§ Exercise details: Please return every record exactly, with no pictures included.

§ Data provided:
* * *
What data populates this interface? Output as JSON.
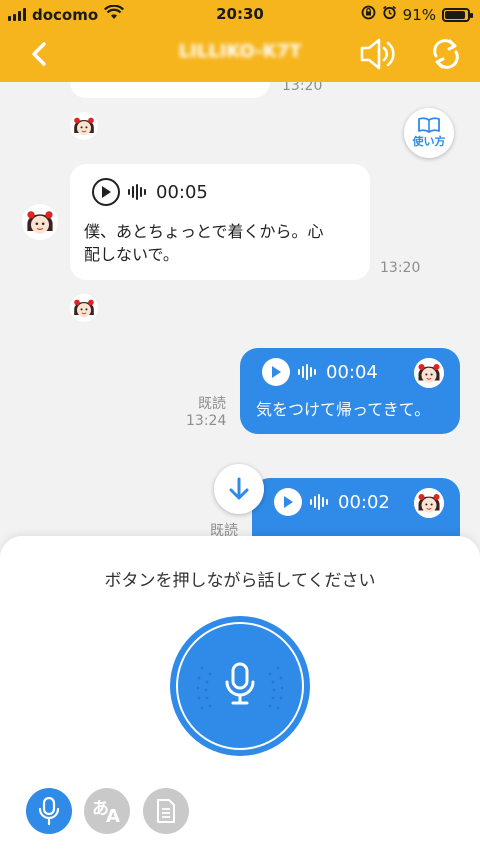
{
  "status": {
    "carrier": "docomo",
    "time": "20:30",
    "battery_text": "91%",
    "battery_level": 0.91
  },
  "nav": {
    "title": "LILLIKO-K7T"
  },
  "guide": {
    "label": "使い方"
  },
  "messages": [
    {
      "side": "in",
      "time": "13:20"
    },
    {
      "side": "in",
      "duration": "00:05",
      "text_line1": "僕、あとちょっとで着くから。心",
      "text_line2": "配しないで。",
      "time": "13:20"
    },
    {
      "side": "out",
      "duration": "00:04",
      "text": "気をつけて帰ってきて。",
      "read": "既読",
      "time": "13:24"
    },
    {
      "side": "out",
      "duration": "00:02",
      "read": "既読"
    }
  ],
  "sheet": {
    "prompt": "ボタンを押しながら話してください"
  },
  "tools": {
    "translate_glyph_a": "あ",
    "translate_glyph_b": "A"
  },
  "colors": {
    "accent": "#2f8ae8",
    "header": "#f6b51c",
    "background": "#f2f2f2"
  }
}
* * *
§ Task output:
What data populates this interface? Output as JSON.
{
  "status": {
    "carrier": "docomo",
    "time": "20:30",
    "battery_text": "91%",
    "battery_level": 0.91
  },
  "nav": {
    "title": "LILLIKO-K7T"
  },
  "guide": {
    "label": "使い方"
  },
  "messages": [
    {
      "side": "in",
      "time": "13:20"
    },
    {
      "side": "in",
      "duration": "00:05",
      "text_line1": "僕、あとちょっとで着くから。心",
      "text_line2": "配しないで。",
      "time": "13:20"
    },
    {
      "side": "out",
      "duration": "00:04",
      "text": "気をつけて帰ってきて。",
      "read": "既読",
      "time": "13:24"
    },
    {
      "side": "out",
      "duration": "00:02",
      "read": "既読"
    }
  ],
  "sheet": {
    "prompt": "ボタンを押しながら話してください"
  },
  "tools": {
    "translate_glyph_a": "あ",
    "translate_glyph_b": "A"
  },
  "colors": {
    "accent": "#2f8ae8",
    "header": "#f6b51c",
    "background": "#f2f2f2"
  }
}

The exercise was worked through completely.